EXERCISE DETAILS -
Report every line of the records that contains the word "Bearbeiten".

(Stored data entries)

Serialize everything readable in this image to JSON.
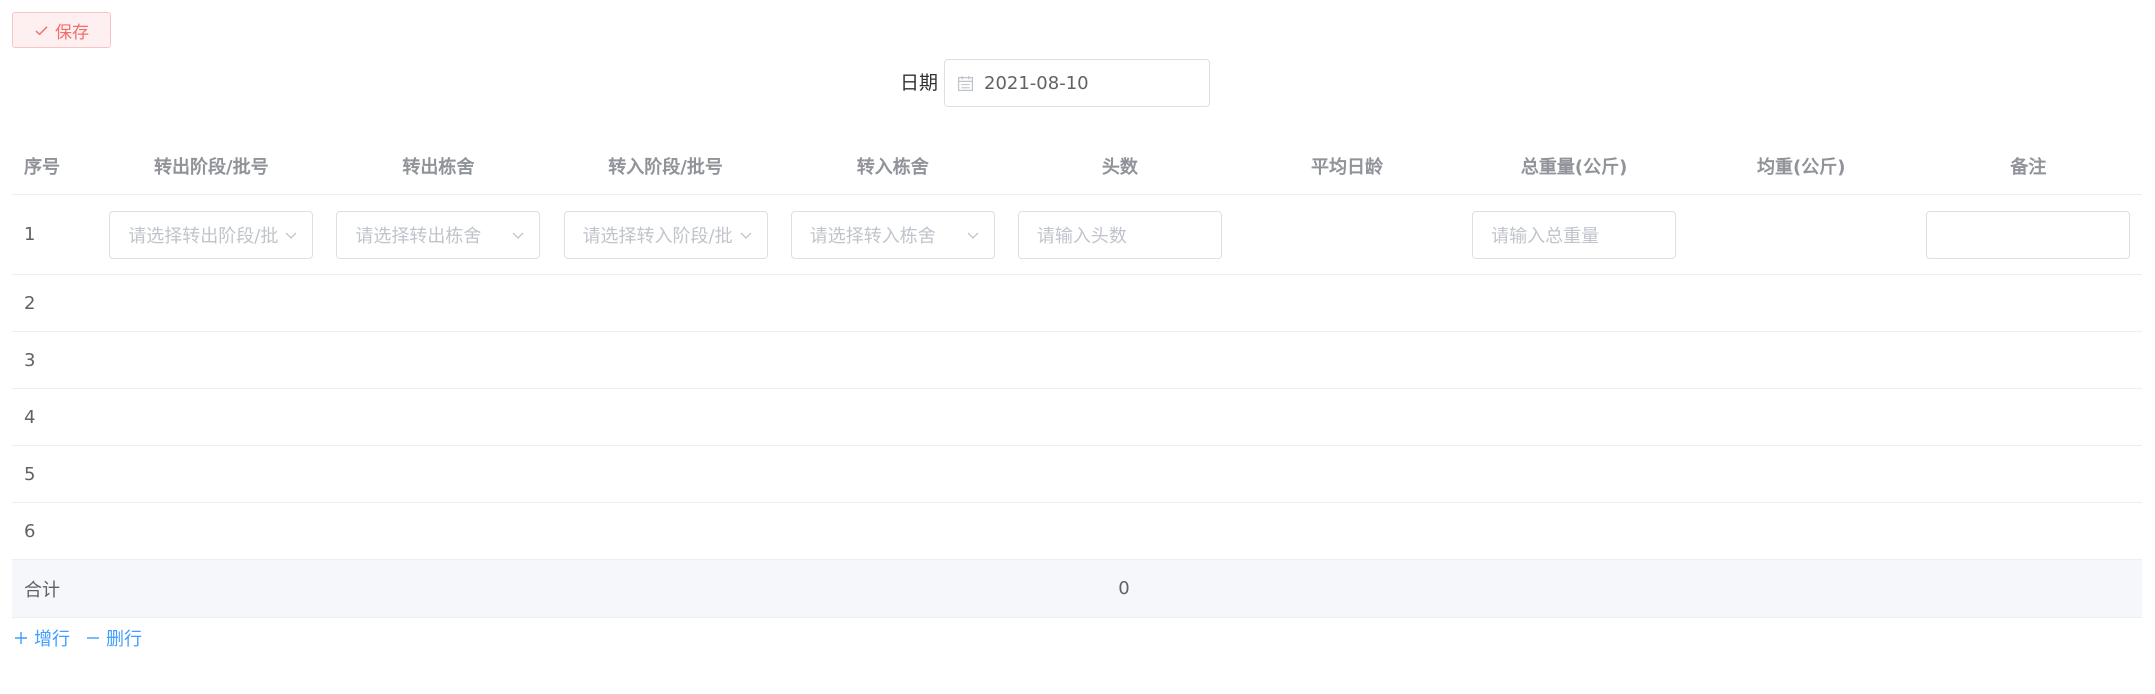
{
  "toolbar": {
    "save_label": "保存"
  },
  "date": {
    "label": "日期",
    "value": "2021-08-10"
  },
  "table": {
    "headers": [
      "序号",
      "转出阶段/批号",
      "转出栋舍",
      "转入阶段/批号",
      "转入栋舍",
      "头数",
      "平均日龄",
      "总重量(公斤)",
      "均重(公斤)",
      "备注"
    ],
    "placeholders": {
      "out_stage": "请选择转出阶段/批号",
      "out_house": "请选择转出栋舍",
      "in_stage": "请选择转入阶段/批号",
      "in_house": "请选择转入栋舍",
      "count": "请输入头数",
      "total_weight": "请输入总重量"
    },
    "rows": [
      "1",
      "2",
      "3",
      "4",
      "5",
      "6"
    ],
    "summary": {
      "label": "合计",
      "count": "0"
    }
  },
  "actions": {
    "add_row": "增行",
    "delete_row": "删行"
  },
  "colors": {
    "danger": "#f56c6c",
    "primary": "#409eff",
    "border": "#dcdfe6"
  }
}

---

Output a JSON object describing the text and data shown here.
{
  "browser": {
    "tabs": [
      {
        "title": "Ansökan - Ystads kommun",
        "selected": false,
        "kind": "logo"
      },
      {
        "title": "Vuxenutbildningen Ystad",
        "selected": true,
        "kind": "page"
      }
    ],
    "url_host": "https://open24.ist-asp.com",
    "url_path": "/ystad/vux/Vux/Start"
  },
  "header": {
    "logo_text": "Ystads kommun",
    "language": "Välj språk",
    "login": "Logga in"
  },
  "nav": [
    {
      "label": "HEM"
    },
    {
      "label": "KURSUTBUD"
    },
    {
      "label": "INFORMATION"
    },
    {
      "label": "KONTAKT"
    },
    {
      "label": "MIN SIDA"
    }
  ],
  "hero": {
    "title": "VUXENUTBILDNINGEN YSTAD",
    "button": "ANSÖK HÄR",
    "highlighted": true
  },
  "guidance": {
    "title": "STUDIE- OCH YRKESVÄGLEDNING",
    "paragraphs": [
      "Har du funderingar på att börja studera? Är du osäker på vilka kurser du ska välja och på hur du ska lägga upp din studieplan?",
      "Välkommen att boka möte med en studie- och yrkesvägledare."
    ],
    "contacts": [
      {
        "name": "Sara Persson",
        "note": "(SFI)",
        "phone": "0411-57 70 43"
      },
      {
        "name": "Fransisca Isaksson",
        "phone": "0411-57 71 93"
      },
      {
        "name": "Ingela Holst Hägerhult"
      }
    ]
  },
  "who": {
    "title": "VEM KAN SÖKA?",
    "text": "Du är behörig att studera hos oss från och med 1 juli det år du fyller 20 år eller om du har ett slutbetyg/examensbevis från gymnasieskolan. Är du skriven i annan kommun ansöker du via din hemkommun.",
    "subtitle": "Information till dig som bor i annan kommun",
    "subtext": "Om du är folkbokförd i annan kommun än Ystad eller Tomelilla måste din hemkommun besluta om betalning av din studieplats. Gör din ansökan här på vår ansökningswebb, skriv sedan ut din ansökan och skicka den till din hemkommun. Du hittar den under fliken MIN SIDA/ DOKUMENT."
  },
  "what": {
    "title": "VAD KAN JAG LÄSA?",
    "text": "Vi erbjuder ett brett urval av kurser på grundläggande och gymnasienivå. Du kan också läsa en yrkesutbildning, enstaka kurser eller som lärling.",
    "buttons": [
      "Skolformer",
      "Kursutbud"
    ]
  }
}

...

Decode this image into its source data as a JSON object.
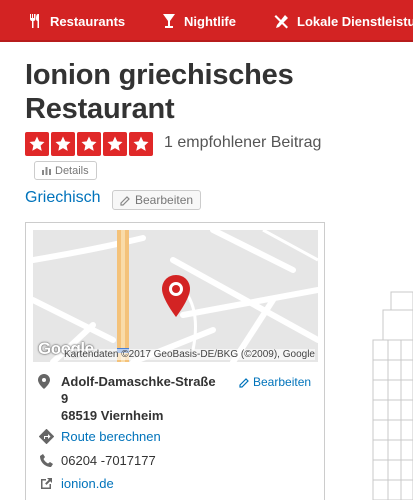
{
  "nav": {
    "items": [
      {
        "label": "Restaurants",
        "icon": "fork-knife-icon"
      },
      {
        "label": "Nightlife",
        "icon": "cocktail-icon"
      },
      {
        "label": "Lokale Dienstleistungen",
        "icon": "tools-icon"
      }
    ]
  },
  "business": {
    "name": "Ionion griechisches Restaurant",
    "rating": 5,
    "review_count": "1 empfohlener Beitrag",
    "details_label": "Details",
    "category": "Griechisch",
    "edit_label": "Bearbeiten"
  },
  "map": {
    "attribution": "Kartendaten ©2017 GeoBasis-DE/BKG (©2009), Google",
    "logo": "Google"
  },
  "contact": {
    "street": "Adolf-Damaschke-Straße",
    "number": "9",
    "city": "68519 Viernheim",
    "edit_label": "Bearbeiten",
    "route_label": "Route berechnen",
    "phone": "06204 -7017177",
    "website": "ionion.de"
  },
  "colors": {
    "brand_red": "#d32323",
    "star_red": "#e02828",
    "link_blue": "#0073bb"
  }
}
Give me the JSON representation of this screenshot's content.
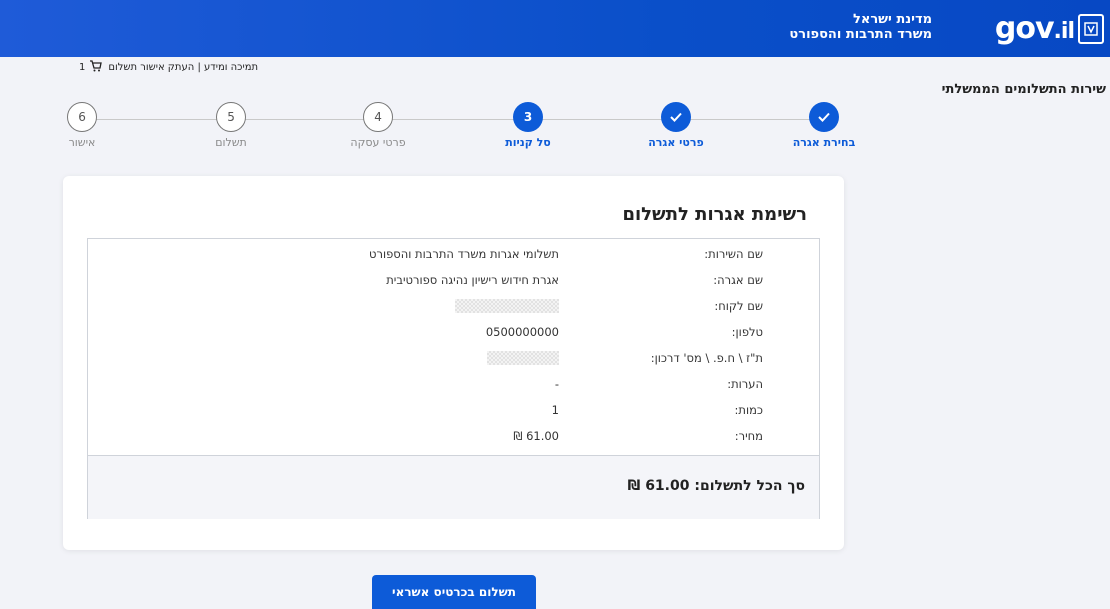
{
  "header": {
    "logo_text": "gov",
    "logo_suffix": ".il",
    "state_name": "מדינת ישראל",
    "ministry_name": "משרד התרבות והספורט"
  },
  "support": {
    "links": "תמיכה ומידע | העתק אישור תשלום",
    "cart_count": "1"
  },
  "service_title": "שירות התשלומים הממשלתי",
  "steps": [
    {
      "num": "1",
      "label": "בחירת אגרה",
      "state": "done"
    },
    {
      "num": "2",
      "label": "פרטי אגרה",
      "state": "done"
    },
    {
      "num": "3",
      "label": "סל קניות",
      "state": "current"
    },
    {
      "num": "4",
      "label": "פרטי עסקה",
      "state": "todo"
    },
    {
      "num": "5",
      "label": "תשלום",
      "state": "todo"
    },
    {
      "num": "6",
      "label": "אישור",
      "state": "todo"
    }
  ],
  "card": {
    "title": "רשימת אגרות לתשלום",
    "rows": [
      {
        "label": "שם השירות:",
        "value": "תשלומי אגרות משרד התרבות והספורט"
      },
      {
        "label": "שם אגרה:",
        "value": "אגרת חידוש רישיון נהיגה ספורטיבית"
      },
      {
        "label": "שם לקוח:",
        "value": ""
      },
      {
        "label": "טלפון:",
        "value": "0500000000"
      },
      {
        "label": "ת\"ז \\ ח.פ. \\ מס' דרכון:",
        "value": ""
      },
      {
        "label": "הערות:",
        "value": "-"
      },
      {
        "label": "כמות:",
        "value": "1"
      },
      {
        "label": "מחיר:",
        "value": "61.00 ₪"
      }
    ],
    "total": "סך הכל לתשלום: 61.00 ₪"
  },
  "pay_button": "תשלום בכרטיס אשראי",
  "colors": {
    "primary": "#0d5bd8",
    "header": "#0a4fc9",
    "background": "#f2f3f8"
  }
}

RESULT OF THE TASK -
    "edit_label": "Bearbeiten"
    "edit_label": "Bearbeiten",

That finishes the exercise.